Few markets have been hit quite as hard by the economic downturn as the oversized novelty items industry. Giant sunglasses, pens and hats were once popular as gag gifts, comedy props, and decorations, but sales have plummeted, forcing many historical manufacturers to let go of hundreds of experienced employees.
"It's a shame, a crying shame," said Frank Tittlewitz, a former employee of major giant novelty item manufacturer Macroscopica Inc. As he packed his meter-long fountain pens into his car-sized suitcase, he told us about his three-decade history with Macroscopia.
"I was the one who made the giant combs that appeared in Spaceballs, you know. Mel Brooks himself called up the company, asked us to do it. The boss knew I was the one for job, too."
Paddling his suitcase through the factory's thirty-foot-high doors, Mr. Tittlewitz met Macroscopia's president, Gene Bult, in an embrace. Both men began crying earnestly into five-foot-long handkerchiefs.
"Once the market picks back up, we'll have a spot waiting for you," Mr. Bult said to Mr. Tittlewitz, before handing the man his twelve-foot-long severance paycheck.
"It kills me to have to do this kind of thing," Mr. Bult said, leaning back in an office chair that would make medieval kings jealous. "It's just that nobody is buying giant staplers or giant calculators or giant anything in this market. It's hard for us to stay afloat."
Macroscopia Inc. had to part ways with more than 70 percent of its employees, leaving the company with only a barebones staff trying to make ends meet until the recession lets up.
"Macroscopia hires artisans, artisans I say," Mr. Bult said. "Frank Tittlewitz is a bloody genius at scaling household items, and we had to let him go. Unbelievable."

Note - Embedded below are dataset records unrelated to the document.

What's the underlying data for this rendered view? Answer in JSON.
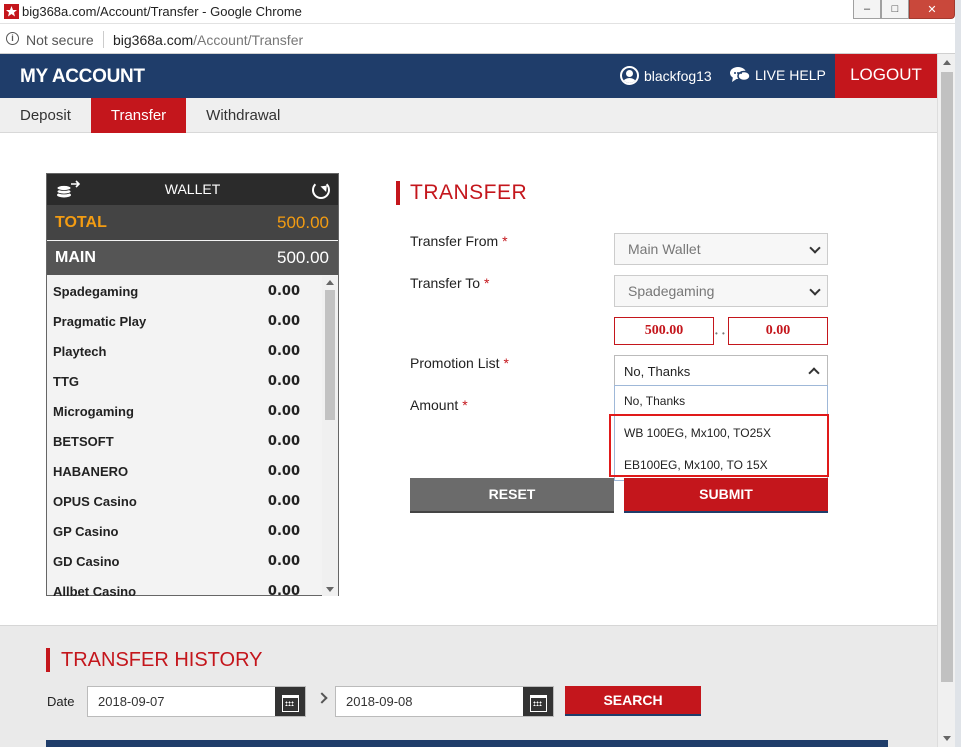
{
  "window": {
    "title": "big368a.com/Account/Transfer - Google Chrome",
    "minimize": "–",
    "maximize": "□",
    "close": "✕"
  },
  "address_bar": {
    "security": "Not secure",
    "domain": "big368a.com",
    "path": "/Account/Transfer"
  },
  "header": {
    "brand": "MY ACCOUNT",
    "username": "blackfog13",
    "live_help": "LIVE HELP",
    "logout": "LOGOUT"
  },
  "tabs": [
    {
      "label": "Deposit"
    },
    {
      "label": "Transfer"
    },
    {
      "label": "Withdrawal"
    }
  ],
  "wallet": {
    "title": "WALLET",
    "total_label": "TOTAL",
    "total_amount": "500.00",
    "main_label": "MAIN",
    "main_amount": "500.00",
    "items": [
      {
        "name": "Spadegaming",
        "value": "0.00"
      },
      {
        "name": "Pragmatic Play",
        "value": "0.00"
      },
      {
        "name": "Playtech",
        "value": "0.00"
      },
      {
        "name": "TTG",
        "value": "0.00"
      },
      {
        "name": "Microgaming",
        "value": "0.00"
      },
      {
        "name": "BETSOFT",
        "value": "0.00"
      },
      {
        "name": "HABANERO",
        "value": "0.00"
      },
      {
        "name": "OPUS Casino",
        "value": "0.00"
      },
      {
        "name": "GP Casino",
        "value": "0.00"
      },
      {
        "name": "GD Casino",
        "value": "0.00"
      },
      {
        "name": "Allbet Casino",
        "value": "0.00"
      }
    ]
  },
  "transfer": {
    "title": "TRANSFER",
    "required_mark": "*",
    "from_label": "Transfer From",
    "from_value": "Main Wallet",
    "to_label": "Transfer To",
    "to_value": "Spadegaming",
    "from_balance": "500.00",
    "to_balance": "0.00",
    "promo_label": "Promotion List",
    "promo_selected": "No, Thanks",
    "promo_options": [
      {
        "label": "No, Thanks"
      },
      {
        "label": "WB 100EG, Mx100, TO25X"
      },
      {
        "label": "EB100EG, Mx100, TO 15X"
      }
    ],
    "amount_label": "Amount",
    "reset_label": "RESET",
    "submit_label": "SUBMIT"
  },
  "history": {
    "title": "TRANSFER HISTORY",
    "date_label": "Date",
    "date_from": "2018-09-07",
    "date_to": "2018-09-08",
    "search_label": "SEARCH"
  },
  "colors": {
    "header_bg": "#1f3d6a",
    "accent_red": "#c4161c",
    "total_orange": "#f39c12"
  }
}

Macroscopia, however, is one of the luckier giant novelty item producers. Two of the company's biggest competitors, Big and Hilbert's Novelties, declared bankruptcy and were forced to liquidate entirely just last month.

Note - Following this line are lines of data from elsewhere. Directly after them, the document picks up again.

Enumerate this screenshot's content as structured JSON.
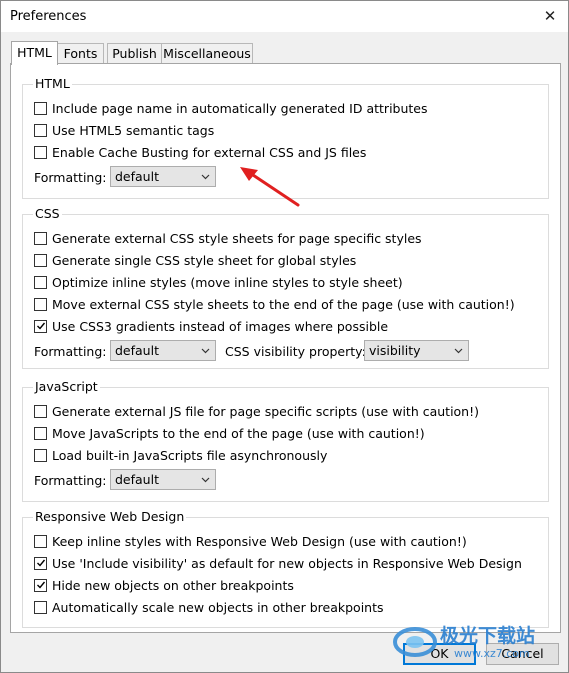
{
  "window": {
    "title": "Preferences",
    "close_glyph": "✕"
  },
  "tabs": [
    "HTML",
    "Fonts",
    "Publish",
    "Miscellaneous"
  ],
  "html_group": {
    "label": "HTML",
    "options": [
      {
        "label": "Include page name in automatically generated ID attributes",
        "checked": false
      },
      {
        "label": "Use HTML5 semantic tags",
        "checked": false
      },
      {
        "label": "Enable Cache Busting for external CSS and JS files",
        "checked": false
      }
    ],
    "formatting_label": "Formatting:",
    "formatting_value": "default"
  },
  "css_group": {
    "label": "CSS",
    "options": [
      {
        "label": "Generate external CSS style sheets for page specific styles",
        "checked": false
      },
      {
        "label": "Generate single CSS style sheet for global styles",
        "checked": false
      },
      {
        "label": "Optimize inline styles (move inline styles to style sheet)",
        "checked": false
      },
      {
        "label": "Move external CSS style sheets to the end of the page (use with caution!)",
        "checked": false
      },
      {
        "label": "Use CSS3 gradients instead of images where possible",
        "checked": true
      }
    ],
    "formatting_label": "Formatting:",
    "formatting_value": "default",
    "visibility_label": "CSS visibility property:",
    "visibility_value": "visibility"
  },
  "js_group": {
    "label": "JavaScript",
    "options": [
      {
        "label": "Generate external JS file for page specific scripts (use with caution!)",
        "checked": false
      },
      {
        "label": "Move JavaScripts to the end of the page (use with caution!)",
        "checked": false
      },
      {
        "label": "Load built-in JavaScripts file asynchronously",
        "checked": false
      }
    ],
    "formatting_label": "Formatting:",
    "formatting_value": "default"
  },
  "rwd_group": {
    "label": "Responsive Web Design",
    "options": [
      {
        "label": "Keep inline styles with Responsive Web Design (use with caution!)",
        "checked": false
      },
      {
        "label": "Use 'Include visibility' as default for new objects in Responsive Web Design",
        "checked": true
      },
      {
        "label": "Hide new objects on other breakpoints",
        "checked": true
      },
      {
        "label": "Automatically scale new objects in other breakpoints",
        "checked": false
      }
    ]
  },
  "buttons": {
    "ok": "OK",
    "cancel": "Cancel"
  },
  "watermark": {
    "line1": "极光下载站",
    "line2": "www.xz7.com"
  },
  "colors": {
    "accent": "#0078d7",
    "arrow": "#e02020"
  }
}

"It's a shame to see them go," Mr. Bult said. "They were our competition, but at the same time I had a lot of professional respect for them. And I'm not inflating that, either."
Mr. Bult claimed the company's long-standing dedication to giant novelty items was the key to it surviving even the harshest economic climates. He explained Macroscopia was one of the first businesses to introduce pivotal giant novelty items to a burgeoning market, pioneering many important developments in object-magnification technology.
"We've been around since the '20s," he said. "My grandfather made this company what it was. He made it through the Great Depression with his giant novelty pencils. We'll make it through this one with our giant novelty laptops."
Of course, corporate changes are often necessary in order to adapt to a market focused on reduced spending, a reality Mr. Bult knows only too well, with his company beginning to look into new novelty item markets.
"The board wants us to look into the tiny novelty item market; they're harder to make, but cost less in materials, and more people can afford them," Mr. Bult said. "Well, I don't buy it!" He suddenly slammed his two-feet-tall "World's Best Dad" coffee mug on his comically large oak desk. "Tiny novelty items just lack the same economic potential as giant novelty items. With giant novelty items, the bigger they are, the funnier they are; the opposite is true, of course, with tiny novelty items."
Mr. Bult stood up, walked to his window and gestured outside. From his vantage point, you could see the vast emptiness of his once-great factory, as well as a fifty-foot-tall giant novelty violin leaning carefully against a seventy-foot-music stand.
"See that violin? Look how big it is. My father made that; a working giant violin, the world's biggest, complete with authentic macroscopic polymer strings and everything. Perfectly tuned. Nobody but a giant could ever manage to play it with it being that big, of course, but that's the whole point. It's hilarious!" Mr. Bult turned away from the window shaking his head, a faint smile on his lips.
"Meanwhile," Mr. Bult opened his hand and held it to us, "Take a look in my palm. I'm holding right here the world's smallest violin. Can you see it?"
I confessed that I could not.
"Indeed, I doubt you could. I may very well not have anything there, as far as you know. With tiny novelty objects, it's easy for one to make a joke about an item being so tiny you can't see it; you don't even have to purchase the item in question. The tiny novelty object market is inherently flawed."
Still, Mr. Bult knows that change may be necessary for Macroscopia, if it doesn't want to end up like its competition. Mr. Bult wiped tears from his eyes as he stared outside the window, playing a faint, forlorn song on his tiny, tiny violin.
A thousand years ago, dudes were dying from splinters, but now the wizard potion that cleans our light wounds costs less than a Dr. Pepper in 1994. I love this medicinal 7up.
U2 and Apple have conspired to place a U2 album into your music in the year 2014. You own a U2 album. And you can't get rid of it.
Ron Paul spins in his chair, trying to grab his decorative antique musket but Freddy gets it first.
The Something Awful front page news tackles anything both off and on the Internet. Mostly "on" though, as we're all incredible nerds.